So if I am an inspiration, let it be about believing in discovery. Let it be about trusting that I am capable of learning what is needed. Let it be about my willingness to do the work that will gain a necessary understanding. It’s all about keeping the brain growing, raising your awareness. It’s also about reaching out to people who know the things you don’t. I love a good challenge and I plan to go on running whatever gauntlet catches my fancy for however many days I have left on the planet. Maybe I’ll go for a PhD at age eighty.
Choose your leaders with wisdom and forethought.
To be led by a coward is to be led by all that the coward fears.
To be led by a fool is to be led by the opportunists who control the fool.
To be led by a thief is to offer up your most precious treasures to be stolen.

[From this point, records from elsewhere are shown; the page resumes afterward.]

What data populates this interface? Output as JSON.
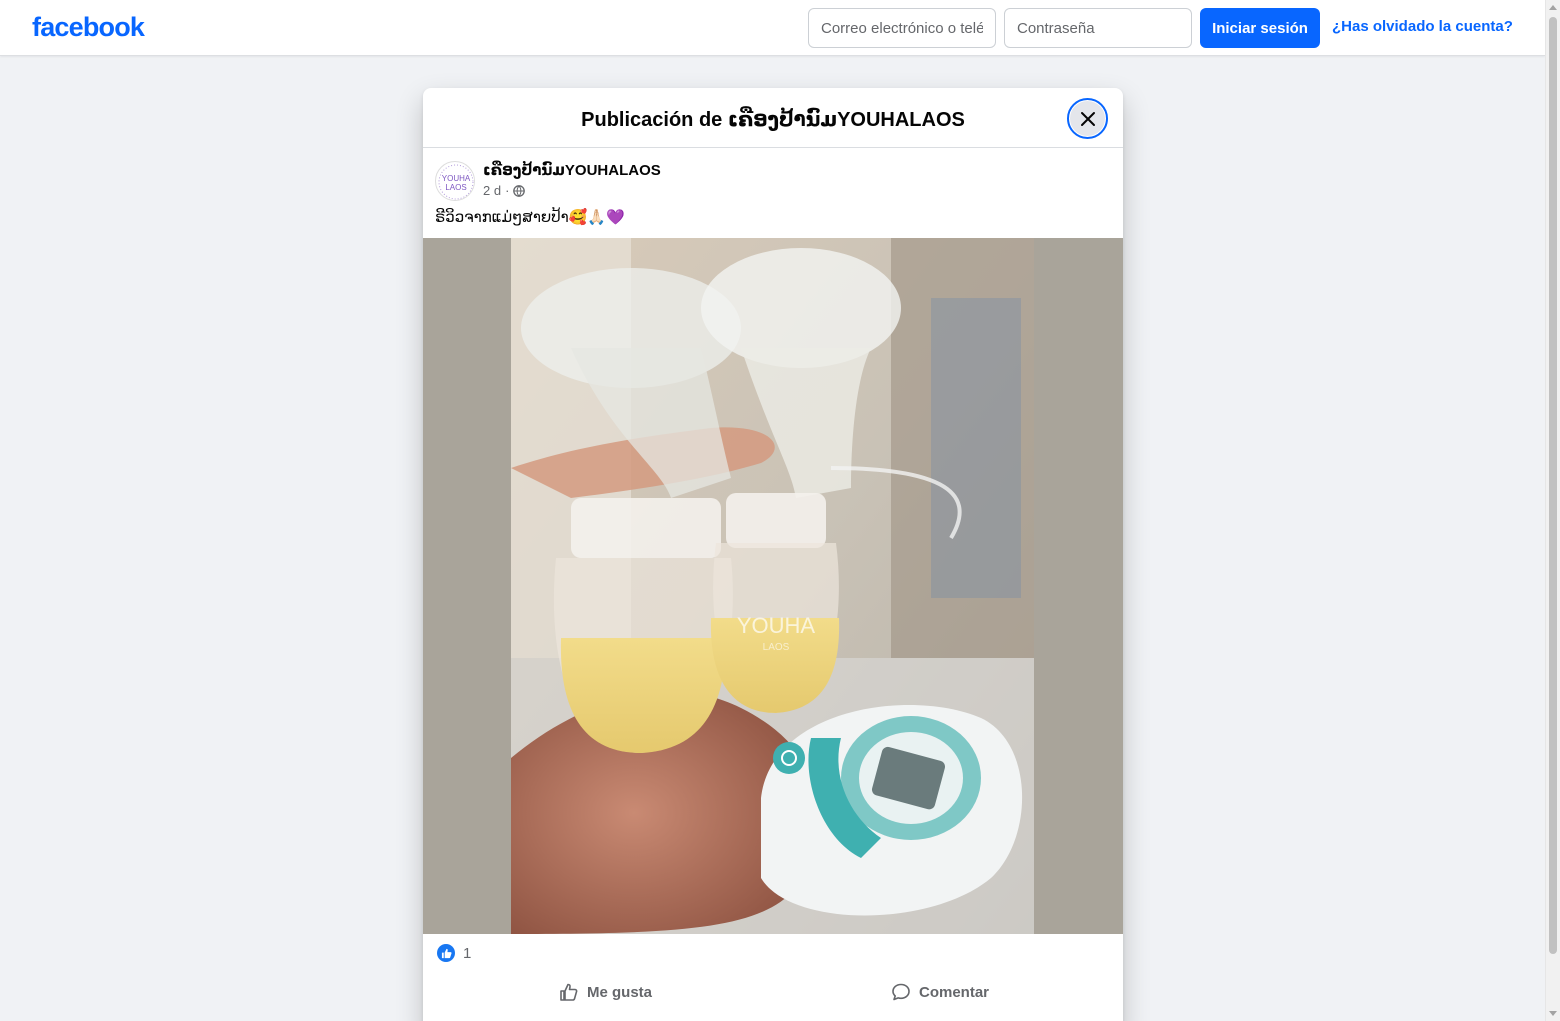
{
  "header": {
    "logo": "facebook",
    "email_placeholder": "Correo electrónico o teléfono",
    "password_placeholder": "Contraseña",
    "login_label": "Iniciar sesión",
    "forgot_label": "¿Has olvidado la cuenta?",
    "brand_color": "#0866ff"
  },
  "dialog": {
    "title": "Publicación de ເຄືອງປ້ານົມYOUHALAOS",
    "close_icon": "close-icon"
  },
  "post": {
    "page_name": "ເຄືອງປ້ານົມYOUHALAOS",
    "avatar_text_line1": "YOUHA",
    "avatar_text_line2": "LAOS",
    "time": "2 d",
    "separator": "·",
    "privacy_icon": "globe-icon",
    "caption": "ຣີວິວຈາກແມ່ໆສາຍປ້າ🥰🙏🏻💜",
    "photo_brand_text": "YOUHA",
    "photo_brand_sub": "LAOS",
    "reaction_count": "1",
    "like_label": "Me gusta",
    "comment_label": "Comentar"
  }
}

To be led by a liar is to ask to be told lies.
To be led by a tyrant is to sell yourself and those you love into slavery.
Octavia E. Butler (1947-2006)

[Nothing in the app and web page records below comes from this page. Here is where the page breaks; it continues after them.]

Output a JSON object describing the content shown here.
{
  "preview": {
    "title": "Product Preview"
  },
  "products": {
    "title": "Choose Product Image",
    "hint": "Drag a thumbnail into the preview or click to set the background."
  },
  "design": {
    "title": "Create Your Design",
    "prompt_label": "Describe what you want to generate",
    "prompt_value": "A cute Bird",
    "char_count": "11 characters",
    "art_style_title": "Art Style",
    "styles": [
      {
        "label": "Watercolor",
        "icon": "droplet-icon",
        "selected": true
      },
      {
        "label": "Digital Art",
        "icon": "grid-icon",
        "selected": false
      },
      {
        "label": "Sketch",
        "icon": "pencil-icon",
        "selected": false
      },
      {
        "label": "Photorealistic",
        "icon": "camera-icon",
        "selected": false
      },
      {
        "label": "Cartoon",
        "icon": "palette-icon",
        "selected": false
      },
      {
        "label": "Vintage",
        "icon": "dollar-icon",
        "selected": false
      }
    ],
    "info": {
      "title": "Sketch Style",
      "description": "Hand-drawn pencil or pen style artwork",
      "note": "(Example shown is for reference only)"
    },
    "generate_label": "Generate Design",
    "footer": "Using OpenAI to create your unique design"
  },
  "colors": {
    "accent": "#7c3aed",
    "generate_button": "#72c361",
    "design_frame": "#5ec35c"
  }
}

May the New Year begin positive change for us all.
Dear readers, I’ve decided to go back to college and get my MFA in creative writing. For some time I’ve been unhappy with the editing process on Blue Truth. I feel there are gaps in my knowledge that are causing me to take missteps I no longer want to take. Because of the demands of returning for a graduate degree, I’m putting Blue Truth on a back burner for now. I will keep you posted with updates on my studies as I work toward a clearer understanding of how to write the best book I’m capable of writing. Thanks for all your support – in the past and in the future.
Here are a couple photos of the plotting wall in progress. All the visuals for composites of each major character are up where I can stare at them for inspiration. They’ll help keep my descriptions consistent, too. In addition, I’ve got a 7-foot strip of butcher paper tacked to the wall with a line that shows the way the plot climbs along its trajectory to the denouement then down into crisis in the last third of the book and finally up again into a peak moment before things settle down at the end. What I’ll do with the evolving outline is print it out, scene-by-scene, on small pieces of colored paper. I’ll stick these up along the plot line visual where each event occurs within the novel. Then I can move the bits of paper around as I fiddle with the plot until it’s working the way I want it to.

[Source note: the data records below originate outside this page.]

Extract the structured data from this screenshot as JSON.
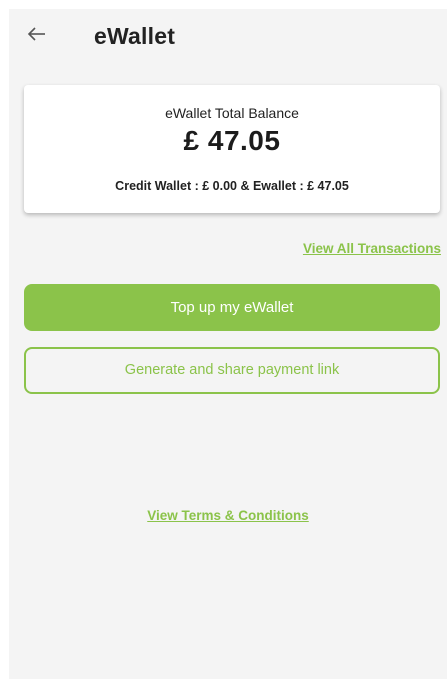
{
  "header": {
    "back_icon": "arrow-left-icon",
    "title": "eWallet"
  },
  "balance_card": {
    "label": "eWallet Total Balance",
    "amount": "£ 47.05",
    "breakdown": "Credit Wallet : £ 0.00 & Ewallet : £ 47.05"
  },
  "links": {
    "view_all_transactions": "View All Transactions",
    "view_terms": "View Terms & Conditions"
  },
  "buttons": {
    "top_up": "Top up my eWallet",
    "generate_link": "Generate and share payment link"
  },
  "colors": {
    "accent": "#8bc34a",
    "background": "#f4f4f4",
    "card": "#ffffff"
  }
}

Percussive wing song.
Throb of muscle and sinew.
Sweet tooth en plein air.
A cinnabar dash rises like fury,
strokes the weathered
verdigris of lamb’s ear
to paint cayenne and emerald
across a simple sage-blue sky.
Dragon’s blood shimmers
and morphs along prism cells
catching light. Hue and shade
as changeable as flight.
Tiny tyranny. Feeder in The Garden
whose tongue is a black snake
urging Eve with sugared words
to taste the apple’s blossom,
the pomegranate’s seed,
to open the world
with the nectar of knowing
all that the gods have hidden.